**AIM OF THE EXERCISE**
For the material below, the sole required output is the number of lines that include "value".

**EXERCISE INPUT**
▼

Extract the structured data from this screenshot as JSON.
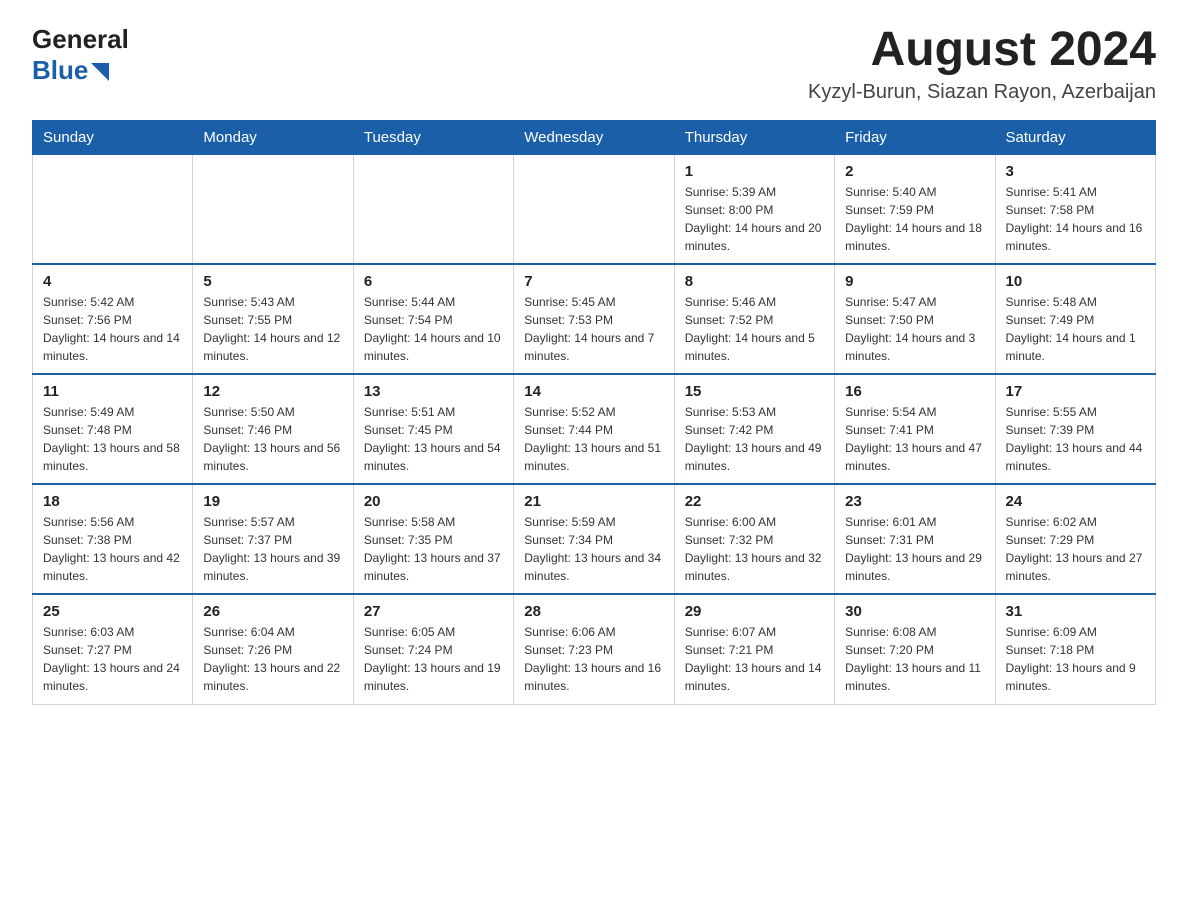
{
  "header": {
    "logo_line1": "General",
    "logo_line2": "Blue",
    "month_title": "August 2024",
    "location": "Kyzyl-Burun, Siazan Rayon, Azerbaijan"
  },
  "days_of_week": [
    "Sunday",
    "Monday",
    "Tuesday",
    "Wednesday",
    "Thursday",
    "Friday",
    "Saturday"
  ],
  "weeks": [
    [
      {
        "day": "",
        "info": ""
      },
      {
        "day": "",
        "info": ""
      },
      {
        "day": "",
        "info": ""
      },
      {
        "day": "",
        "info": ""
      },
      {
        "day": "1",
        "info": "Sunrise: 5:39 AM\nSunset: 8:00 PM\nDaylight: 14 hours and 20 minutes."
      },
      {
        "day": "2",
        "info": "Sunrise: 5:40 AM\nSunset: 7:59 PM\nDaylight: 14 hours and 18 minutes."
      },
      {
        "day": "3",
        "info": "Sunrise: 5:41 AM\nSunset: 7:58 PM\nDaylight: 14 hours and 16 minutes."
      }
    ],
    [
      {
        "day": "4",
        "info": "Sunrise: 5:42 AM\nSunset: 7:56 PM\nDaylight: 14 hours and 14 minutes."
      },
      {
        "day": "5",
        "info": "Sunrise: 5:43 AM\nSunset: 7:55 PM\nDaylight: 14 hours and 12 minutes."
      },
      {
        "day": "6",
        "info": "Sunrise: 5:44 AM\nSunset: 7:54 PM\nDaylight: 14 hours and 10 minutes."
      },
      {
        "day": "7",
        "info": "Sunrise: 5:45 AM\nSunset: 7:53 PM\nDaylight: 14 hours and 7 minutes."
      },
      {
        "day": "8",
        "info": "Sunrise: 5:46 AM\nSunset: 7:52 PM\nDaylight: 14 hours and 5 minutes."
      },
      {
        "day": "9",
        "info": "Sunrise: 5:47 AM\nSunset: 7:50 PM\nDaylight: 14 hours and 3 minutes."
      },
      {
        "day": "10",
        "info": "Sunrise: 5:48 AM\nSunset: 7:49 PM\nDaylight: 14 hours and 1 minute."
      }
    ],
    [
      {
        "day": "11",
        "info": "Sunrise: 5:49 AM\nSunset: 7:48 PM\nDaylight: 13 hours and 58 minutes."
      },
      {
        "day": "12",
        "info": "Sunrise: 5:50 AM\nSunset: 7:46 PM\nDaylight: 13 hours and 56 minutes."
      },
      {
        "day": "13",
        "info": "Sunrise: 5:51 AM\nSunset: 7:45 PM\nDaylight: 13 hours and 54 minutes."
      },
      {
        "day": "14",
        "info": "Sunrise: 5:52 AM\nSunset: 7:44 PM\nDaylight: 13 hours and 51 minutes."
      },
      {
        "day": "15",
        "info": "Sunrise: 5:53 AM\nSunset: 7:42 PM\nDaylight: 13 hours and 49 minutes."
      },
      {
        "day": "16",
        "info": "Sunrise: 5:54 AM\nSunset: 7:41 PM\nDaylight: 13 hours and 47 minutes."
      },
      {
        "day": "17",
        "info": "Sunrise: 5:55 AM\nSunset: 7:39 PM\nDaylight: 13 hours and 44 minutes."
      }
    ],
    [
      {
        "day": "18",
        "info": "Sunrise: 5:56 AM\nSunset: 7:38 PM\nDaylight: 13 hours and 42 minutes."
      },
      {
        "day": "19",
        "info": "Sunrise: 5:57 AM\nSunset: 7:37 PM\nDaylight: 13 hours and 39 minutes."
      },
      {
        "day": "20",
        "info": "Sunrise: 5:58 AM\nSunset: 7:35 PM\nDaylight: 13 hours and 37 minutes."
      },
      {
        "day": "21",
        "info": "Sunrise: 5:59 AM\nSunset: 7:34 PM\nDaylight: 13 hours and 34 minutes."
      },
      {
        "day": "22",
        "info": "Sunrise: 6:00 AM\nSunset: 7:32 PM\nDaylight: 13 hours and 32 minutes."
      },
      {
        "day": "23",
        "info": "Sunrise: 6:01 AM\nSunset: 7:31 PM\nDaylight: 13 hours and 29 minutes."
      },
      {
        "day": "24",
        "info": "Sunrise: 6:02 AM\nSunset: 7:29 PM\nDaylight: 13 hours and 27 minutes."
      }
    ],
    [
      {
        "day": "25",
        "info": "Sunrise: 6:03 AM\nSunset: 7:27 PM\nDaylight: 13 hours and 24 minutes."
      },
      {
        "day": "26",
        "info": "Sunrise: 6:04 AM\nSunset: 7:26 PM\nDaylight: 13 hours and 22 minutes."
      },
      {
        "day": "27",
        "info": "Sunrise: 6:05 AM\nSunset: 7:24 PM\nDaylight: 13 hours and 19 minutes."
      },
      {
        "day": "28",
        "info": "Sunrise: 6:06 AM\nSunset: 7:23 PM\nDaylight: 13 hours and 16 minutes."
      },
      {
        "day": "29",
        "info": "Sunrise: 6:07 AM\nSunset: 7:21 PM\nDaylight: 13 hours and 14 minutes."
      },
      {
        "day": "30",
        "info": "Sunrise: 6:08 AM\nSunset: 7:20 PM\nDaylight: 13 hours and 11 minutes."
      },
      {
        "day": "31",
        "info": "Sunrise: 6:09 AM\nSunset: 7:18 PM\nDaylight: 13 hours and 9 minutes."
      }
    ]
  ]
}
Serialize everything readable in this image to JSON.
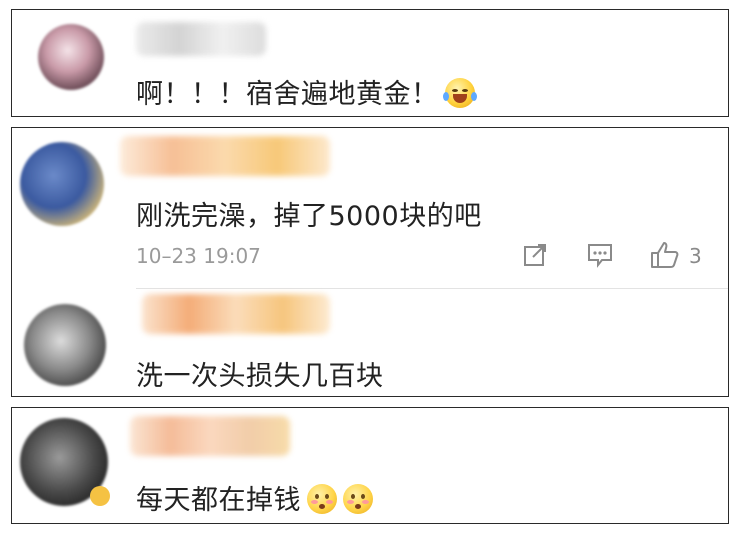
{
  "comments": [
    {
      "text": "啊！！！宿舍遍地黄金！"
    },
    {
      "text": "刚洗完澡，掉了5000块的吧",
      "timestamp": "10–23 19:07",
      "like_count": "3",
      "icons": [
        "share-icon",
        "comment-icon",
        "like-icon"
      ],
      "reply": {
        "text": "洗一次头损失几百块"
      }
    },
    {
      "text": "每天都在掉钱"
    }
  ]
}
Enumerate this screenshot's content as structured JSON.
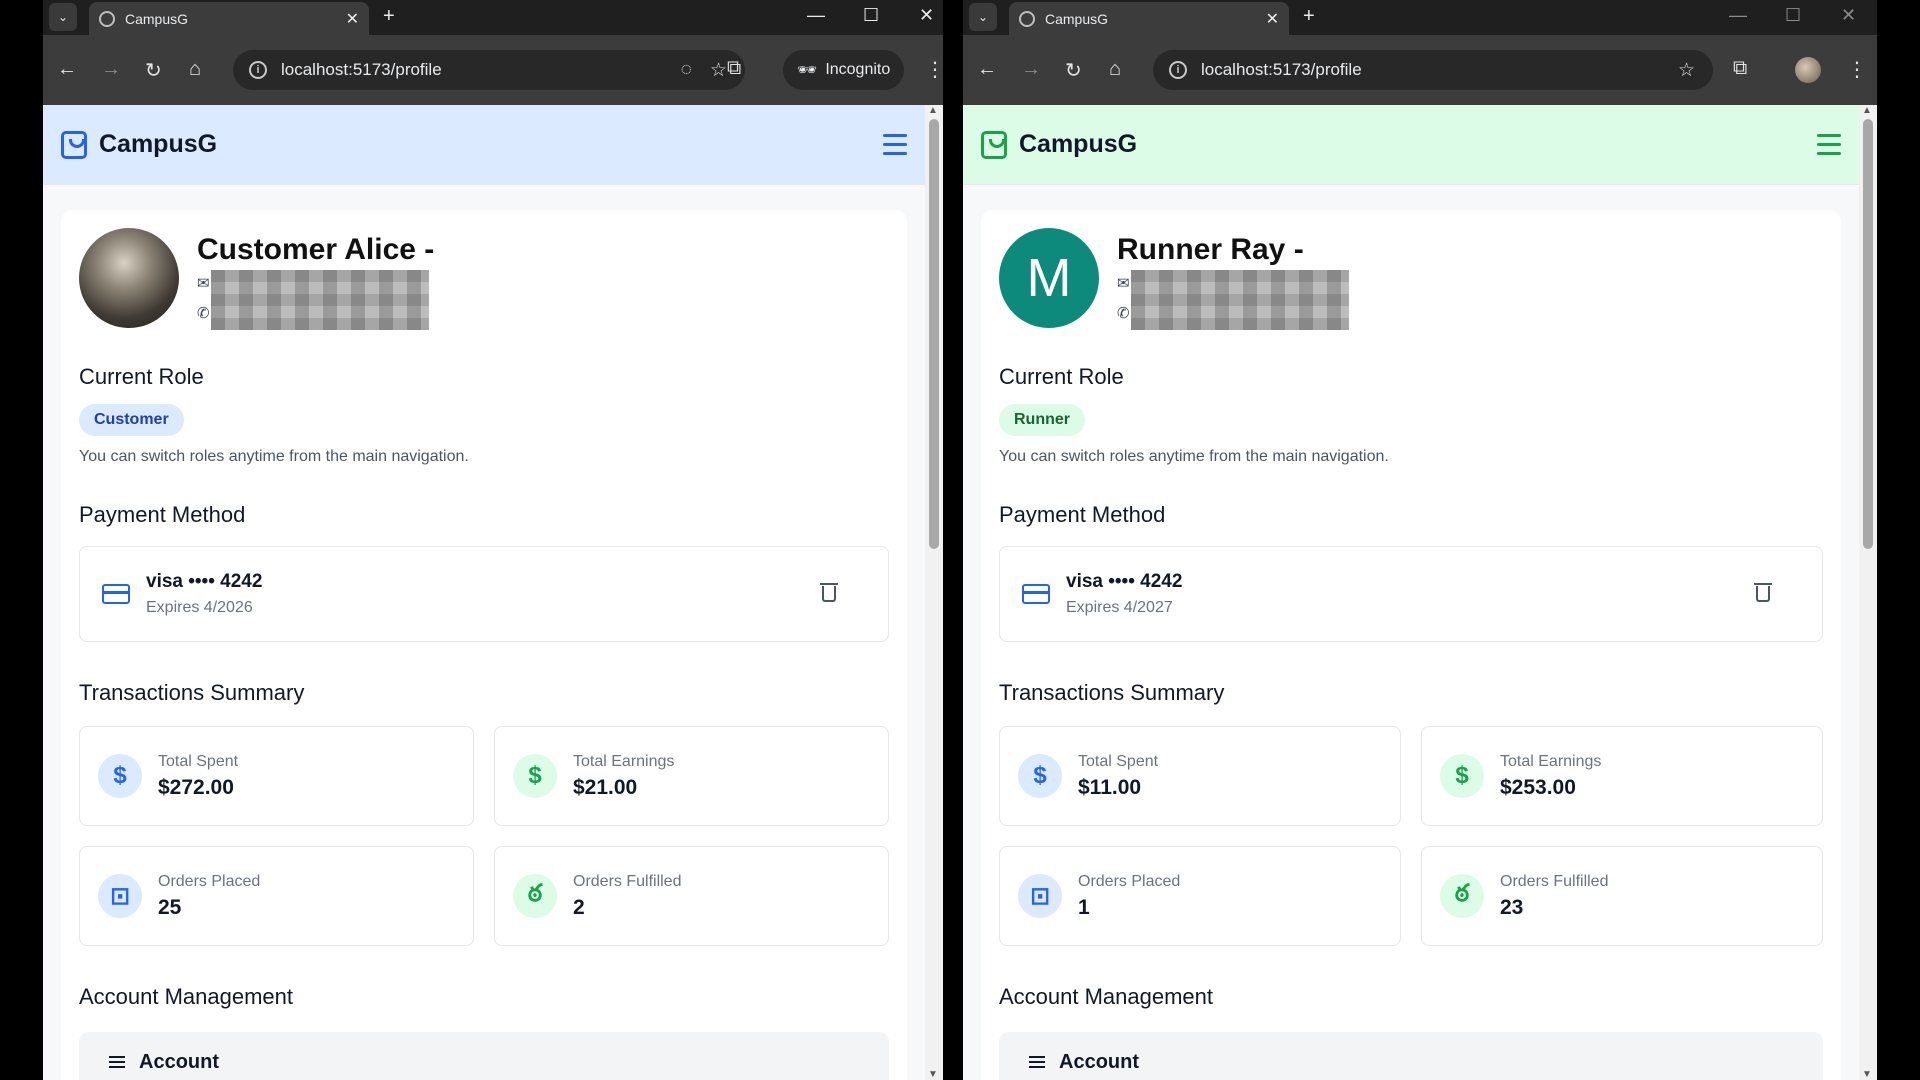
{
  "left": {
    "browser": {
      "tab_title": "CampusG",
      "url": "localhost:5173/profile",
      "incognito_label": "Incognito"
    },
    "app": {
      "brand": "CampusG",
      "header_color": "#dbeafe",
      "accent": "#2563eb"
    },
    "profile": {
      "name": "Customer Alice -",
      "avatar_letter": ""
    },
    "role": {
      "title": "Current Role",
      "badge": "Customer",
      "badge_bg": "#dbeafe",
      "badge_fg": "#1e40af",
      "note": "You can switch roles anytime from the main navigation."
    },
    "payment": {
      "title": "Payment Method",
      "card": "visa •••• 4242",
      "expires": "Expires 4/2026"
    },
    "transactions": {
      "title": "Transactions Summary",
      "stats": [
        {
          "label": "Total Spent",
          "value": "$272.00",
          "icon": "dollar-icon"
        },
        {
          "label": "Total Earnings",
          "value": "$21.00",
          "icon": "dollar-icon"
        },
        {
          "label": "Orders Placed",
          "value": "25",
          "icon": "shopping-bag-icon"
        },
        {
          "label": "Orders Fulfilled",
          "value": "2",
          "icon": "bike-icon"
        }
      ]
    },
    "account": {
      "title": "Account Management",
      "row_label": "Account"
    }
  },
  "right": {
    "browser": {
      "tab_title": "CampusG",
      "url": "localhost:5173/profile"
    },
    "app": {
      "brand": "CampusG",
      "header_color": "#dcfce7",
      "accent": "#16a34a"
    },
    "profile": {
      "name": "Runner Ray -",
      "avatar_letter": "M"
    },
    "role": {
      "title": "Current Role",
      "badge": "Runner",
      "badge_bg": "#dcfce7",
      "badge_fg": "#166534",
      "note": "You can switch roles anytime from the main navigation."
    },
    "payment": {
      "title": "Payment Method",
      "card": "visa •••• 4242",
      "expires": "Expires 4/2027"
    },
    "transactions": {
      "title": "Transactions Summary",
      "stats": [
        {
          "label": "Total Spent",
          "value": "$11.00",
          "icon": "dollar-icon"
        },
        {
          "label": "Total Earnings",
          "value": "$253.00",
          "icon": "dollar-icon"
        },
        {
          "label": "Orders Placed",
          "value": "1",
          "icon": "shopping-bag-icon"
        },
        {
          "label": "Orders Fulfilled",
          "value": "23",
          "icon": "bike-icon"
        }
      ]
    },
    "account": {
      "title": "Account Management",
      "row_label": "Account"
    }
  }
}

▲

**THE ANSWER**
8